[Component data from apps and pages]
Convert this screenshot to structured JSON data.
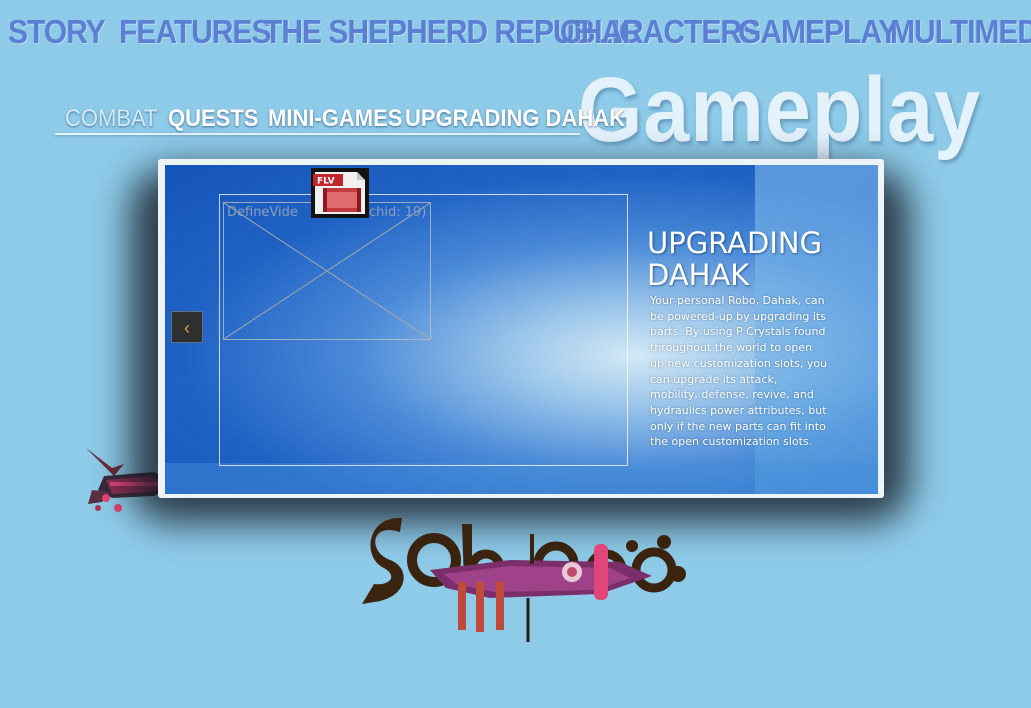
{
  "nav": {
    "items": [
      {
        "label": "STORY",
        "key": "story"
      },
      {
        "label": "FEATURES",
        "key": "features"
      },
      {
        "label": "THE SHEPHERD REPUBLIC",
        "key": "shepherd-republic"
      },
      {
        "label": "CHARACTERS",
        "key": "characters"
      },
      {
        "label": "GAMEPLAY",
        "key": "gameplay"
      },
      {
        "label": "MULTIMEDIA",
        "key": "multimedia"
      }
    ]
  },
  "section_title": "Gameplay",
  "subnav": {
    "items": [
      {
        "label": "COMBAT",
        "key": "combat",
        "active": true
      },
      {
        "label": "QUESTS",
        "key": "quests"
      },
      {
        "label": "MINI-GAMES",
        "key": "mini-games"
      },
      {
        "label": "UPGRADING  DAHAK",
        "key": "upgrading-dahak"
      }
    ]
  },
  "video": {
    "placeholder_label": "DefineVide",
    "placeholder_suffix": "(chid: 19)",
    "flv_label": "FLV"
  },
  "info": {
    "title_line1": "UPGRADING",
    "title_line2": "DAHAK",
    "body": "Your personal Robo, Dahak, can be powered-up by upgrading its parts. By using P Crystals found throughout the world to open up new customization slots, you can upgrade its attack, mobility, defense, revive, and hydraulics power attributes, but only if the new parts can fit into the open customization slots."
  },
  "controls": {
    "prev_arrow": "‹"
  },
  "colors": {
    "background": "#8dcbe9",
    "nav_text": "#5c7fd3",
    "panel_blue": "#1f62c4",
    "accent_gold": "#d6a84a"
  }
}
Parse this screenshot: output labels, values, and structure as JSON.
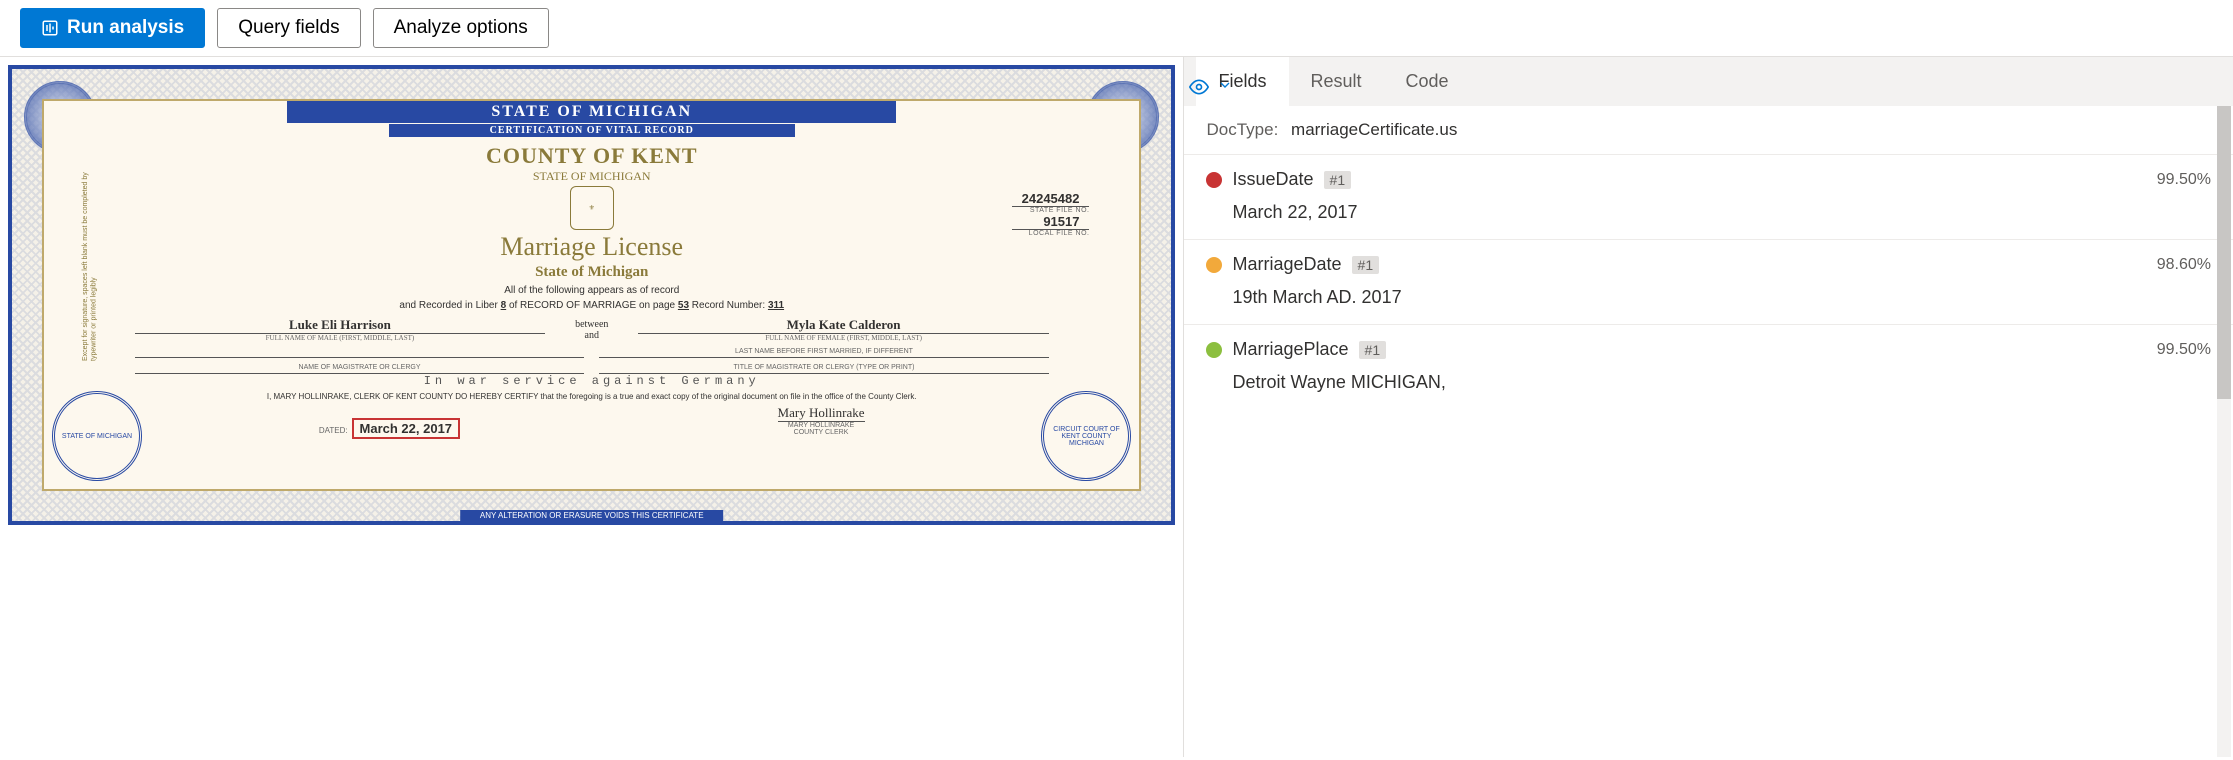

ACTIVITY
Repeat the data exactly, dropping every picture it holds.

ANSWER TO THE EXERCISE
Convert this screenshot to structured JSON data.
{
  "nav": {
    "items": [
      {
        "label": "STORY",
        "key": "story"
      },
      {
        "label": "FEATURES",
        "key": "features"
      },
      {
        "label": "THE SHEPHERD REPUBLIC",
        "key": "shepherd-republic"
      },
      {
        "label": "CHARACTERS",
        "key": "characters"
      },
      {
        "label": "GAMEPLAY",
        "key": "gameplay"
      },
      {
        "label": "MULTIMEDIA",
        "key": "multimedia"
      }
    ]
  },
  "section_title": "Gameplay",
  "subnav": {
    "items": [
      {
        "label": "COMBAT",
        "key": "combat",
        "active": true
      },
      {
        "label": "QUESTS",
        "key": "quests"
      },
      {
        "label": "MINI-GAMES",
        "key": "mini-games"
      },
      {
        "label": "UPGRADING  DAHAK",
        "key": "upgrading-dahak"
      }
    ]
  },
  "video": {
    "placeholder_label": "DefineVide",
    "placeholder_suffix": "(chid: 19)",
    "flv_label": "FLV"
  },
  "info": {
    "title_line1": "UPGRADING",
    "title_line2": "DAHAK",
    "body": "Your personal Robo, Dahak, can be powered-up by upgrading its parts. By using P Crystals found throughout the world to open up new customization slots, you can upgrade its attack, mobility, defense, revive, and hydraulics power attributes, but only if the new parts can fit into the open customization slots."
  },
  "controls": {
    "prev_arrow": "‹"
  },
  "colors": {
    "background": "#8dcbe9",
    "nav_text": "#5c7fd3",
    "panel_blue": "#1f62c4",
    "accent_gold": "#d6a84a"
  }
}
Parse this screenshot: output labels, values, and structure as JSON.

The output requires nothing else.